Hank Prats was an extraordinary contemporary artist who was born in 1957 in Alexandria, and spent most of his adult life living and working here in Cenla. Some of his greatest and most creative works are about the people and places that made up his experiences during his time at this place he called home. He loved the natural purity and simplicity of Central Louisiana. The nearby woods and swamps off of Twin Bridges Road and Bayou Rapides were his favorite places to explore and investigate. While living here, he created a remarkable legacy of paintings about our area and its people that are unparalleled in their storytelling ability and sheer artistic genius.

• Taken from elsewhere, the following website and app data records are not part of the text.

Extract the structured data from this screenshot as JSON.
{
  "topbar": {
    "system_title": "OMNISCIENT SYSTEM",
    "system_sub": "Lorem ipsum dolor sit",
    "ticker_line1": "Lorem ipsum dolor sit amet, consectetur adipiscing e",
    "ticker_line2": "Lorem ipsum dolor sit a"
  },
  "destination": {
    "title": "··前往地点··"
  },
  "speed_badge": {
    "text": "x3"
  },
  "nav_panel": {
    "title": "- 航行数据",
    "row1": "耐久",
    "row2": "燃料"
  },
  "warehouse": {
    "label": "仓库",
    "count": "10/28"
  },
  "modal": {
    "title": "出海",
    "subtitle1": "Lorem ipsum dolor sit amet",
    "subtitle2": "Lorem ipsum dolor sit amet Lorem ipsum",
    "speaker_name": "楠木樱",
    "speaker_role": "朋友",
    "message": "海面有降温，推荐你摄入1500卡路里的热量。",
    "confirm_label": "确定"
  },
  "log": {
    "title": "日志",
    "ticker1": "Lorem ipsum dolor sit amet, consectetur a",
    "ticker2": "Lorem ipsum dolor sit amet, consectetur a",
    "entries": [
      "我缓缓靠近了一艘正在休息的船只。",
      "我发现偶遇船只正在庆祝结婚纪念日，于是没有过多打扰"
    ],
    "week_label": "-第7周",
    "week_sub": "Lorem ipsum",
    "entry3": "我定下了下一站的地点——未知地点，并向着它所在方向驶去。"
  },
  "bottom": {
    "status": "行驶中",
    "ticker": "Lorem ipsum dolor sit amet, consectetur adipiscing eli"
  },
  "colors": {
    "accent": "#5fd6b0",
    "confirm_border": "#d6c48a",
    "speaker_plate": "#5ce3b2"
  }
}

In many ways, his life and talent are strikingly reminiscent of the Dutch painter Van Gogh. Like Van Gogh, Hank was an artist who lived in conflict with his time. Hank said in an essay on his approach to art: “I had a rather turbulent and sometimes tenuous existence, and the images seen in my paintings are those of the overflow of violent emotion—both good and bad—ranging the full spectrum of intense human feeling.”

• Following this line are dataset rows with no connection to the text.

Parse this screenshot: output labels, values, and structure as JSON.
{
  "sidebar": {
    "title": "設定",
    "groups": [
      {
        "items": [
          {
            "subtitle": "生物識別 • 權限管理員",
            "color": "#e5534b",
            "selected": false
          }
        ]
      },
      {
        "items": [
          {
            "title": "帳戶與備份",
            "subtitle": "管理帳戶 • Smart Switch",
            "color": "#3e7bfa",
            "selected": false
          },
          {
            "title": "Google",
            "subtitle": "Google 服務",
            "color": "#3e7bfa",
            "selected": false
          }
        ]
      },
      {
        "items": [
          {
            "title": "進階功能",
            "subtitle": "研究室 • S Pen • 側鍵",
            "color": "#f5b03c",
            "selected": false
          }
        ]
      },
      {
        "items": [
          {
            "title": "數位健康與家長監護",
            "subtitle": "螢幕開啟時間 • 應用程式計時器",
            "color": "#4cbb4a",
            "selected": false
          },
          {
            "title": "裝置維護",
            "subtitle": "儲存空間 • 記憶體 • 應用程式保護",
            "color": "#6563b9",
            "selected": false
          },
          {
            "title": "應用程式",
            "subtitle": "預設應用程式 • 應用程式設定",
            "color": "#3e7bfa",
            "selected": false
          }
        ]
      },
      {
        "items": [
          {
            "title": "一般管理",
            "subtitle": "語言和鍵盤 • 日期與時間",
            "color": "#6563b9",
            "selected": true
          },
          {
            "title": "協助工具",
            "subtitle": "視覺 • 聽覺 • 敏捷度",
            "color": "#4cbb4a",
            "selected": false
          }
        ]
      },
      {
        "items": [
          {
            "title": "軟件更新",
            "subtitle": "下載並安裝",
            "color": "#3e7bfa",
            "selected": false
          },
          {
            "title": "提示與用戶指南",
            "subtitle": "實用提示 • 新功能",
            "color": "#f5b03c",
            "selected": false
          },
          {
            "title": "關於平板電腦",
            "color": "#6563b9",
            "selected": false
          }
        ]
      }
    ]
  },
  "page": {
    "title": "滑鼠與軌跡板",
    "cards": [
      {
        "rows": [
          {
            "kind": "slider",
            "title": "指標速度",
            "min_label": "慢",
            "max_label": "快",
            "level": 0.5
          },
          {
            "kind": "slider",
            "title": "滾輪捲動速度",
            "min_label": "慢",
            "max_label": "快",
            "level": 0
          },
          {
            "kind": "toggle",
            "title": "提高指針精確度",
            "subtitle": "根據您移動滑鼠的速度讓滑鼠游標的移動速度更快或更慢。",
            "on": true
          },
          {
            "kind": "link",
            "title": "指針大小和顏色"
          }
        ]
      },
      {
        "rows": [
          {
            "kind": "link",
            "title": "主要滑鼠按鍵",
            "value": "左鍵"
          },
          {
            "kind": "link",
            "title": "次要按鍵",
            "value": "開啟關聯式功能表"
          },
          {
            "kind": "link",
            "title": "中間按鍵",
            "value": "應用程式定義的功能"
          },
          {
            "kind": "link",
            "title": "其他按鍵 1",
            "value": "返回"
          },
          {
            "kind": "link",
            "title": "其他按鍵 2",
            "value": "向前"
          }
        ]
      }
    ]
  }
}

Like Van Gogh, he never really experienced much commercial success during his lifetime. He was mainly able to get by with the help of family and friends. Also like Van Gogh, Hank would die at an all-too-early age from a hard and desperate life. Yet, when writing about his paintings, he said the following: “Whatever images manifest themselves upon the canvas underlying the whole endeavor and indeed my reason for being is the love of beauty and life.”

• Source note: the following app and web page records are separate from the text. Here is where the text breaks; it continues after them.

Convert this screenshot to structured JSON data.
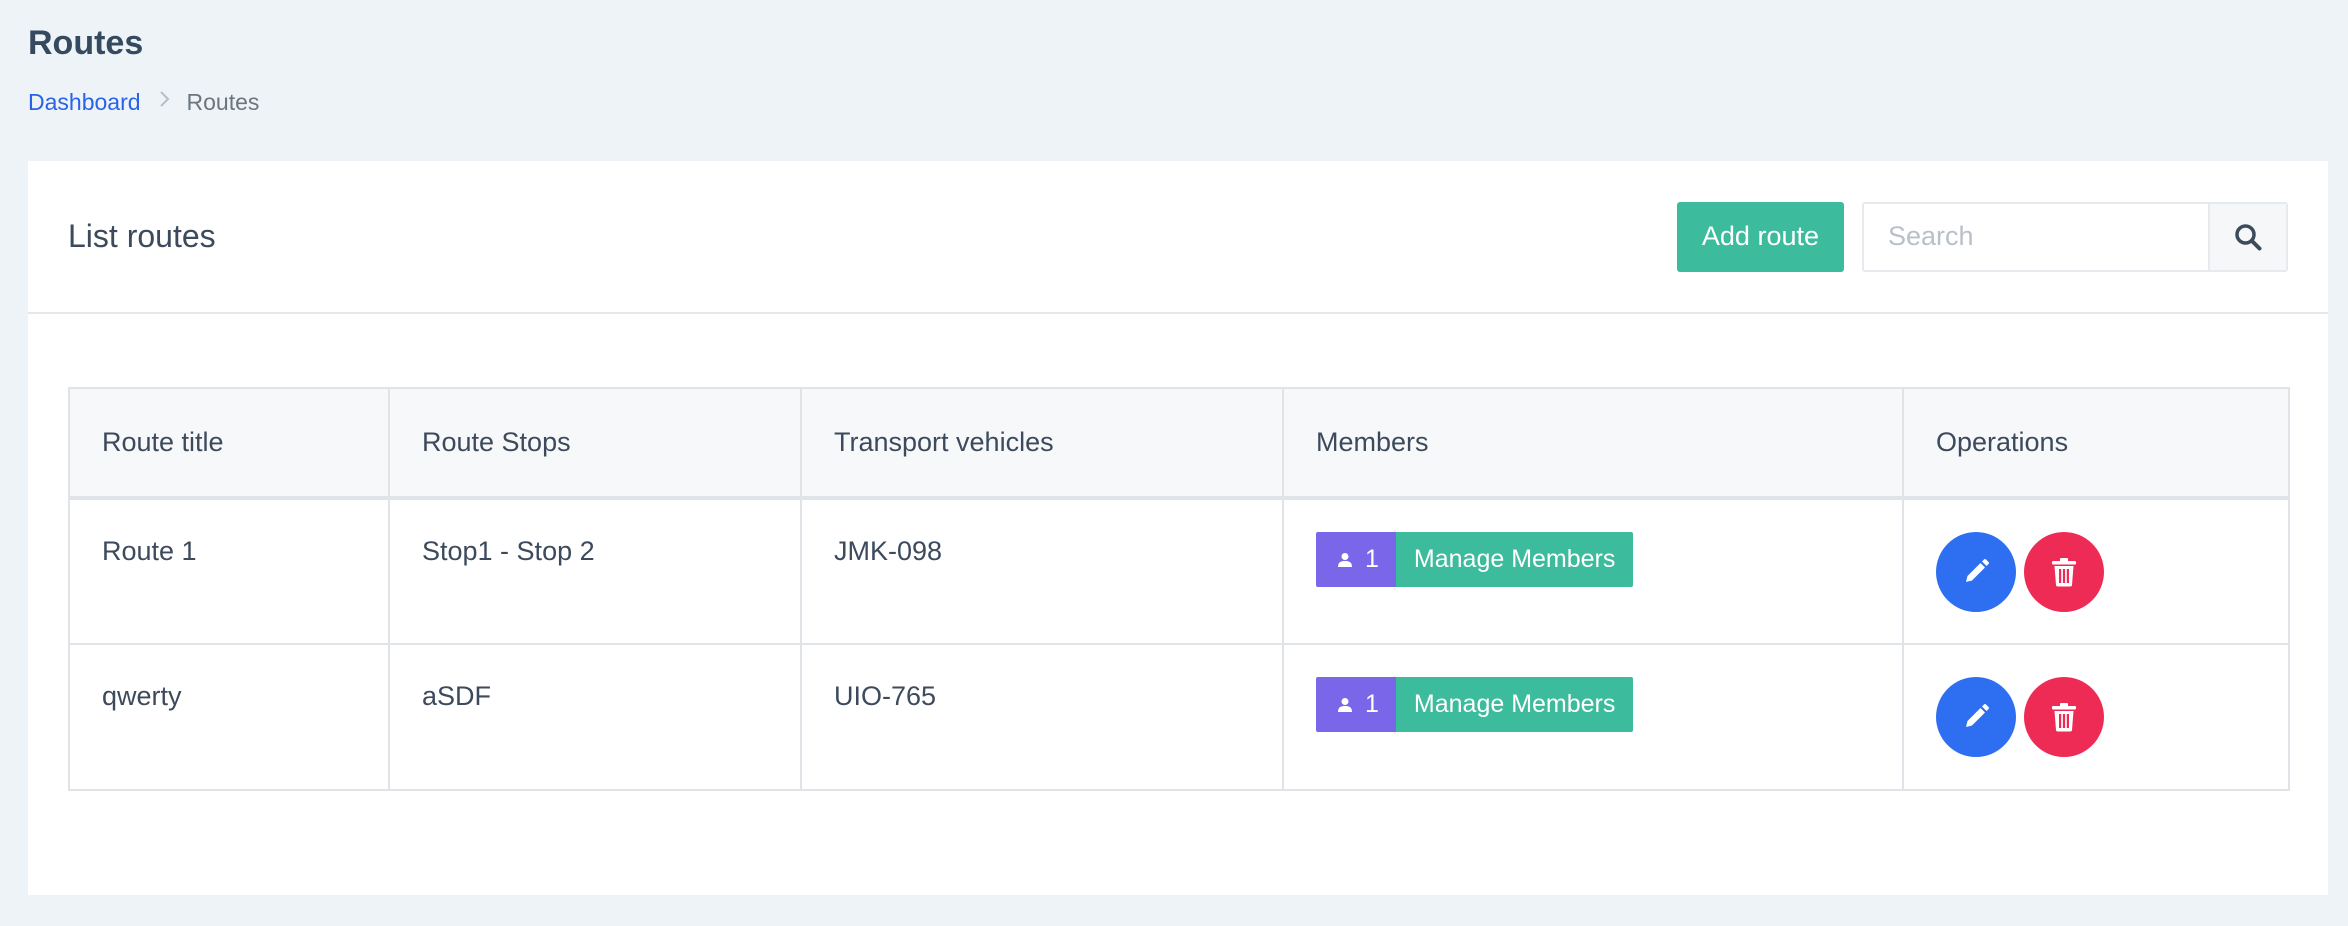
{
  "page": {
    "title": "Routes"
  },
  "breadcrumb": {
    "dashboard": "Dashboard",
    "current": "Routes"
  },
  "card": {
    "title": "List routes",
    "add_button": "Add route",
    "search_placeholder": "Search"
  },
  "table": {
    "headers": [
      "Route title",
      "Route Stops",
      "Transport vehicles",
      "Members",
      "Operations"
    ],
    "rows": [
      {
        "title": "Route 1",
        "stops": "Stop1 - Stop 2",
        "vehicles": "JMK-098",
        "member_count": "1",
        "manage_label": "Manage Members"
      },
      {
        "title": "qwerty",
        "stops": "aSDF",
        "vehicles": "UIO-765",
        "member_count": "1",
        "manage_label": "Manage Members"
      }
    ]
  },
  "icons": {
    "search": "search-icon",
    "user": "user-icon",
    "edit": "pencil-icon",
    "delete": "trash-icon"
  },
  "colors": {
    "primary_green": "#3cbb9d",
    "badge_purple": "#7a66e8",
    "edit_blue": "#2d6ff0",
    "delete_red": "#ee2b55",
    "link_blue": "#2a62e8"
  }
}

In spite of his struggles, Hank managed to produce a great deal of incredible work during his lifetime. We are fortunate that much of his very best work was done here in Central Louisiana. Paintings shown on these pages such as “Self Portrait”, “The Bootleggers”, “The Swamp Scene” and “ The Collision” show an artist at the height of his skills. In November of 1985, Hank said about “The Bootleggers”: “The stream is specifically Bayou Rapides, the jets are from England Air Force Base and the man with a gun is from the wooded regions of Gardner, Louisiana. In spite of its disturbing qualities, this is a very pleasing picture. Some are affronted by the extreme use of pure color, but the complexity of the composition should lead the viewer on an imaginary journey into the past and present of the interior of my beloved and unique Central Louisiana, U.S.A., planet earth, Sol.”
Hank painted the “Swamp Scene” in a period while he was living with his sister in a rural part of the parish. In December of 1985, he would write of this painting: “So I flew back or fell back softly to the farthest recess from the city I had known. This was Otis, La. My youngest sister invited me to live with her and her betrothed, and thus I did. It was cool. Recollections of a marvelous Tom Sawyer youth were revived. This painting is unique in conveying a tranquility I fear is forever lost now in my life. Serene greens and tranquil blues predominate with enough warm tones to render the scene soothing. Ah the swamp; so ancient; so primeval.”
In “The Collision”, Hank paints one of his more epic works about Central Louisiana. This painting is one of two works where he uses life along Jackson Street as a primary setting for his story. At the center of this scene, he depicts teenagers in their vehicles known as the ‘Jackson Street Cruisers’ who would dominate the street on Friday and Saturday nights. Of this painting he writes: “In the abstract forms and colors are messages beyond the scope of verbal or literal language. These subliminal messages are the personal connection and response to the work. What it means to you may not mean what I thought it means to me. But it is valid and true; and you cannot escape it. Love it or hate it; I don’t care. React. Your destiny is revealed.”
I miss Hank. He was a great friend and mentor. From the time we met in Mr. Stevens’ art class in 1969 at Brame Jr. High until Hank’s untimely death in 1998, he and I would be close friends. Even at the age of twelve, Hank was already artistically performing at a much higher level than the rest of us. While we were kids only beginning to learn to draw and paint, Hank had already mastered those skills and had moved onto more advanced artistic expressions and deeper subject matter. Hank Prats was an immensely talented and wonderful artist who, for the most part, developed his incredible gift while living here in Central Louisiana. We were lucky to have him among us.
You can now see examples of Hank’s art work at the recently opened Gallery Louisiane, located in the 28 West Center off of Coliseum Boulevard in Alexandria. For the first time in over 30 years, this fascinating artist’s work is on public display in Central Louisiana for all to see. Over the next few weeks and months, some of his best works such as “Swamp Scene”, “The Collision”, “Shipley Do-Nuts” and “The Bootleggers” will be available for viewing at the gallery. You can also see these artworks online at www.gallerylouisiane.com.